Now, I've got to admit that I haven't really put much thought into case choice in my former builds - my i7 920 was built in an Antec 300 which seemed to do the job. First impressions of the Define R4 was its size (particularly its width) so working inside the case was a simple and stress free. The motherboard, DVD-R, storage and GPU were installed in minutes. I also removed the top drive cage completely as I haven't got any need for it, which should improve airflow from the front fan and intake. I then popped the PSU in and did my best with cable routing. The modular PSU simplified the task immensely and the area behind the motherboard tray is a godsend for hiding the cable clutter.
So, with all the hardware installed, the moment of truth every system builder dreads - powering up. I popped in my network, keyboard, mouse and power lead and gingerly pressed the case power button. Nothing. I soon realised I'd forgotten to flick the switch on the PSU. Why do I make that mistake every time??

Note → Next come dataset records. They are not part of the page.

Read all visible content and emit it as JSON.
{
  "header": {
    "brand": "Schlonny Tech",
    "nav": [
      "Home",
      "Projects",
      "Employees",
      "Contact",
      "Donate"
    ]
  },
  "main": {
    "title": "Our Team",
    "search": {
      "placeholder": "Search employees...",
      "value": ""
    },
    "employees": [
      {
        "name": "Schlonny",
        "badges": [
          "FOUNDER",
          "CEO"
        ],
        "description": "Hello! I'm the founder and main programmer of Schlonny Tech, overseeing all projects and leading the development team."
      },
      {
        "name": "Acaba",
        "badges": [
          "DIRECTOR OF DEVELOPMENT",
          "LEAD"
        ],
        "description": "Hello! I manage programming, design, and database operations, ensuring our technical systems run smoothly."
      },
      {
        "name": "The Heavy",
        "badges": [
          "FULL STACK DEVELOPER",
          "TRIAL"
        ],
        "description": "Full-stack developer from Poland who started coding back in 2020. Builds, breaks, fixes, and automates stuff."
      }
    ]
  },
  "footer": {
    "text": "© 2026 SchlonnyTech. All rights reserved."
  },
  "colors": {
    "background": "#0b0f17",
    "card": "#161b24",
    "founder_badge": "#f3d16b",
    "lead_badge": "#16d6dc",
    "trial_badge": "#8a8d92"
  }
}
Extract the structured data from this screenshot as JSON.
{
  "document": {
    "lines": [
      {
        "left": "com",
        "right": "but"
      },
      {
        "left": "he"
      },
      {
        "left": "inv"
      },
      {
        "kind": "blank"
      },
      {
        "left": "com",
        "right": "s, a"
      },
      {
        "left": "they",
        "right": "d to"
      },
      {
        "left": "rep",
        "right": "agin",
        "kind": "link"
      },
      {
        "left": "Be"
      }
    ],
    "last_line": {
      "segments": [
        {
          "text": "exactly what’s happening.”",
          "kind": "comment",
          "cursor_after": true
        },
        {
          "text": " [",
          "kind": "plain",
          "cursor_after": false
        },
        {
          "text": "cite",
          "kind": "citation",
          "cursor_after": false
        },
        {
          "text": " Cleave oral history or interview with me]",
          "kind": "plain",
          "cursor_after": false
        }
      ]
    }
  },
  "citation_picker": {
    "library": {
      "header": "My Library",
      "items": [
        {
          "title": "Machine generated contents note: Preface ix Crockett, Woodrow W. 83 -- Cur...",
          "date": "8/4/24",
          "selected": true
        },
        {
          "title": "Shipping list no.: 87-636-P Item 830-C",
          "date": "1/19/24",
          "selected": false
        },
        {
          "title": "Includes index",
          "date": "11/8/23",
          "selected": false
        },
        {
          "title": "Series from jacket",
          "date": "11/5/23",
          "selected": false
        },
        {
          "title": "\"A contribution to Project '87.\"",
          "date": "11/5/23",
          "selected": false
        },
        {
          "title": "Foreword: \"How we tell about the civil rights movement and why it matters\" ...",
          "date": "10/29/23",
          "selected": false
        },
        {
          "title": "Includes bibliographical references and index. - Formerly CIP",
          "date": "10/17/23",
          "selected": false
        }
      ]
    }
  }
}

Once rectified the system powered up and I jumped into the BIOS and immediately upgraded it to the latest version. It's very nice that I can now do that from a USB stick from within the BIOS itself. I enabled the XMP profile on my RAM (which I have since discovered overclocks all 4 cores automatically to 4.4ghz), set up my storage and booted from my Windows 7 Pro install USB stick. Windows installed literally in minutes from USB, so I then installed all the latest hardware drivers and set up my 3 monitors. Next I visited Ninite (if you haven't checked that site out I heartily recommend it - saves literally hours) and got a good chunk of my applications installed. OneDrive was left on over night to download all my data. As my mechanical drive was my D drive from my previous build all I had to do is move some library locations.
So that's it really, but I'd like to make a few observations about the build. At idle, it is very, very quiet indeed. The PSU fan doesn't even spin up (not sure if it does under load), the Noctua NH-D15 is inaudible with the low-noise adapter installed and the MSI R9 gaming makes only the slightest of hums. I have set the R4 fan controller to it's lowest settings and I'm getting CPU temp readings from AI Suite 3 of ~38 degrees idle and ~62 degrees under Prime95 with all 4 cores at 4.4ghz. In fact, when idle or not doing very much all I can now hear is the hard disk and an annoying wine from one of my monitors.
Load a game up however, and the MSI R9 Gaming fans ramp up their RPM, but it's still not loud by any stretch of the imagination. I normally put the case fans on max whilst gaming to dump the extra heat out of the case. I'll probably get around to sorting out some decent PWN case fans to automate this eventually...
The only really annoying feature is the case LED. It's one of those super bright blue LEDs that illuminates my home office and most of the street at night. Even more annoying is when you put the computer to sleep the Asus mobo insists on flashing the LED meaning I have to shut the office door to save having a disco on our landing.
Subjectively, the overall performance seems great. I've got some meaty SQL queries, Photoshop and Acrobat batch actions and ASP scripts that took a lot longer on the old i7 920. Plus it's a fine gaming machine - I'm really looking forward to getting the Rift DK2 now! The total build cost excluding OS was £1,283 so not too bad for a system that should last a few years - hopefully as long as my last build.
Anyway, enough of my chattering. I hope this will be useful to someone somewhere and, if you've gotten this far, that I haven't bored you senseless...